Saturday, June 26, 10:10-midnight EDT (Cinemax) "The Way Back" (2020). Director Gavin O'Connor's sports drama tells a story of hope and redemption after devastating loss. When the basketball coach at the Catholic high school he attended suffers a heart attack, a former hoops star-turned-alcoholic-construction-worker (Ben Affleck) reluctantly agrees to take over the program. As he exerts a positive influence on the players (most prominently Brandon Wilson and Melvin Gregg), he finds a new sense of purpose and begins to heal. The film, penned by Brad Ingelsby, does nothing to break free of the traditional formula of sports movies. Yet Affleck carries the proceedings with able acting and the young-er members of the cast, especially Wilson, give believable performances as well.
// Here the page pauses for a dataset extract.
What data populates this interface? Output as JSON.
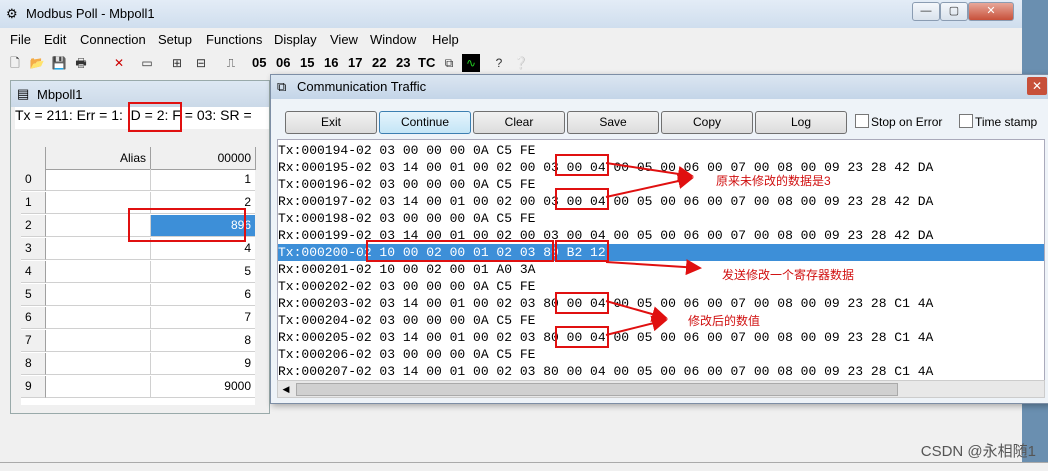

An upbeat tale, though one permeated with off-color dialogue. Mature themes, including alcoholism, a few instances of profanity, frequent crude and crass language, a vulgar sexual reference. The Catholic News Service classification of the theatrical version was A-III — adults. The Motion Picture Association rating was R — restricted. Under 17 requires accompanying parent or adult guardian.